Coming to terms with my identity has not been easy. People would constantly tell me I looked mixed because of my features and skin tone. I remember one moment in particular when I was hanging out with a group of my friends, all of whom had gorgeous ebony skin. One girl went around the group looking at everyone's features, and said "hmm, you look like you could be from (insert West African country here)." When she came to me she stopped. "You're too mixed up," she said. "I can't tell where you're from." That hurt. But I had reached a point in my life where I could not deny any part of my ancestry. I could feel my people standing proud, and I wanted to honor them. If other people had a problem with that or thought it made me "less black", fine. I choose not, however, to honor my caucasian ancestors. I remember talking to a friend about this, and she said matter-of-factly, "I honor all my ancestors, except the ones who raped and colonized my family." I adopted her belief. So although I keep the Scottish name, I do not venerate the Scottish ancestors. It's a simple reality of my ancestry, and I leave it at that. You won't catch me wearing a kilt like Andre 3000.

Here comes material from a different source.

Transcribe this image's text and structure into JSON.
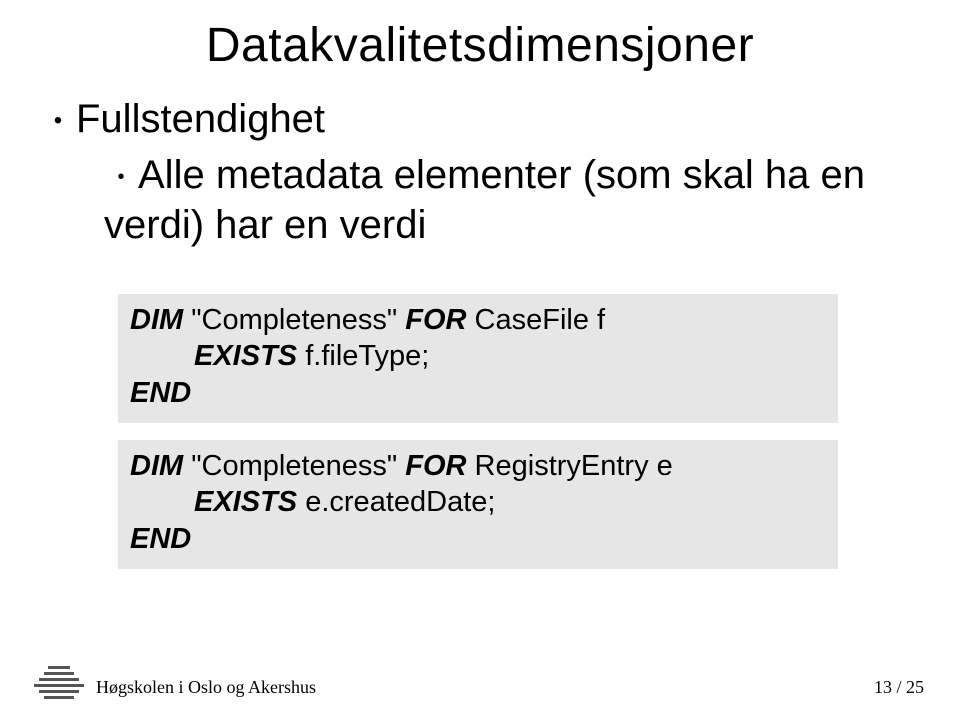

Studying history opened so many doors for me in understanding who I am. The other component to that journey was spirituality. I've always been a deeply spiritual person, but Christianity (the faith I was raised in, although my family rarely attended church) just didn't speak to me. It was when I discovered the Orisa faith (practiced in many different ways with roots in Cuba, Brazil, and Nigeria) that I found something which spoke to me. The deities looked like me, the drums and singing stirred my soul, and the sacred stories (patakis) resonated deeply with me. Something inside me began to wake up, and although I could not precisely identify my ancestors, I could feel them close to me in a way I hadn't before. A friend who was also a practitioner of the faith for many years sat with me and my ancestors once. "Your ancestors are from all over the place," she told me. "They are speaking to you in all different languages." She went on to say that they are closest to me through music, and they are the reason I feel connected to Latin America. She put into words what I had been feeling for so long. I didn't have all the answers, but I had what I needed. My search continues, but it continues with joy, and not a feeling of yearning emptiness. When I want to feel close to my ancestors, I play traditional music that reflects my heritage. I sit and talk with them. Others may think it's strange, but it has brought me peace. I know who I am in my heart and my spirit, and that is the most important thing of all.